= Activity =
Every record below should be retyped exactly, and no picture should appear in the copy.
======== Input
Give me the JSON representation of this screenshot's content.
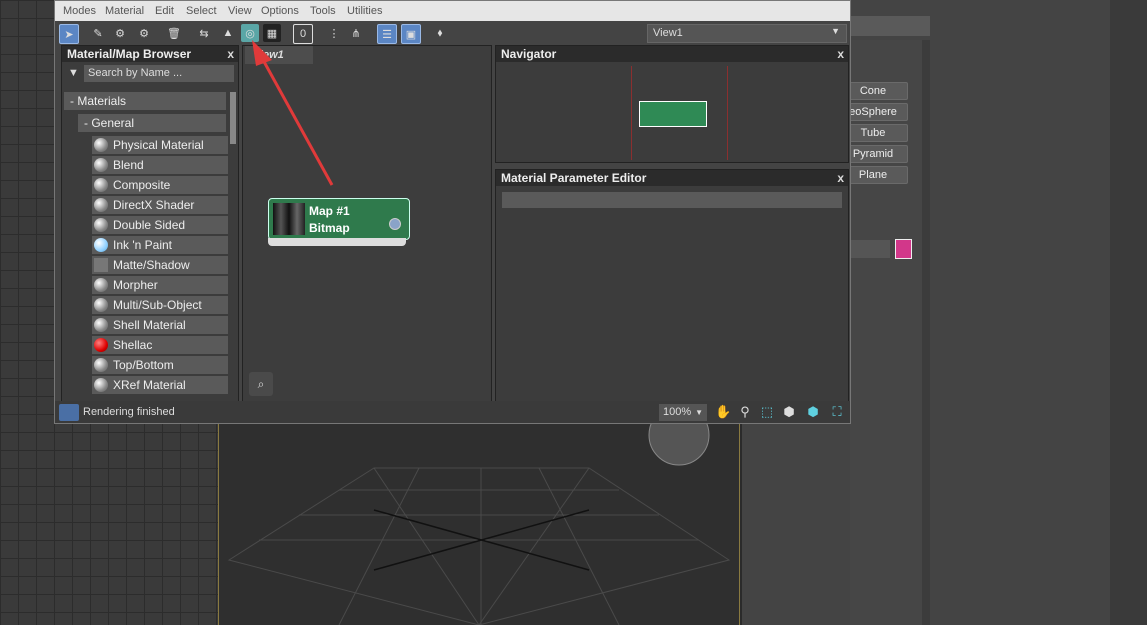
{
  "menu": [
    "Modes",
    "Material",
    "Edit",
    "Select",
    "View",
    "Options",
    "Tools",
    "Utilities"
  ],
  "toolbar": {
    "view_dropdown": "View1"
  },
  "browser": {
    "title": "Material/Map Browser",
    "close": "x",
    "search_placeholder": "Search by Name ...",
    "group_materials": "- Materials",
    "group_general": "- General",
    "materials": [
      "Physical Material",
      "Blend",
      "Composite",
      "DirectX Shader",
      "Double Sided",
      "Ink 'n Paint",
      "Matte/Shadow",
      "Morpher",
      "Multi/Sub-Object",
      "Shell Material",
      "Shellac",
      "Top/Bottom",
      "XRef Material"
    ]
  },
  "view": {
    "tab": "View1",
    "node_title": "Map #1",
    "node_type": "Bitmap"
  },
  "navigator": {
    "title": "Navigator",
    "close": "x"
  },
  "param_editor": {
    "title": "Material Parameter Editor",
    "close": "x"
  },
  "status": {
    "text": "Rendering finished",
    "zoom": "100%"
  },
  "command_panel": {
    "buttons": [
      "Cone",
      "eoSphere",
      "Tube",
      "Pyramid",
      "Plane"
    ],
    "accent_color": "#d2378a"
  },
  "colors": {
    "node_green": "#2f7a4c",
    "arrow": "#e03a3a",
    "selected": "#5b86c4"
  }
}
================
= Response area =
Give me the JSON representation of this screenshot's content.
{
  "menu": [
    "Modes",
    "Material",
    "Edit",
    "Select",
    "View",
    "Options",
    "Tools",
    "Utilities"
  ],
  "toolbar": {
    "view_dropdown": "View1"
  },
  "browser": {
    "title": "Material/Map Browser",
    "close": "x",
    "search_placeholder": "Search by Name ...",
    "group_materials": "- Materials",
    "group_general": "- General",
    "materials": [
      "Physical Material",
      "Blend",
      "Composite",
      "DirectX Shader",
      "Double Sided",
      "Ink 'n Paint",
      "Matte/Shadow",
      "Morpher",
      "Multi/Sub-Object",
      "Shell Material",
      "Shellac",
      "Top/Bottom",
      "XRef Material"
    ]
  },
  "view": {
    "tab": "View1",
    "node_title": "Map #1",
    "node_type": "Bitmap"
  },
  "navigator": {
    "title": "Navigator",
    "close": "x"
  },
  "param_editor": {
    "title": "Material Parameter Editor",
    "close": "x"
  },
  "status": {
    "text": "Rendering finished",
    "zoom": "100%"
  },
  "command_panel": {
    "buttons": [
      "Cone",
      "eoSphere",
      "Tube",
      "Pyramid",
      "Plane"
    ],
    "accent_color": "#d2378a"
  },
  "colors": {
    "node_green": "#2f7a4c",
    "arrow": "#e03a3a",
    "selected": "#5b86c4"
  }
}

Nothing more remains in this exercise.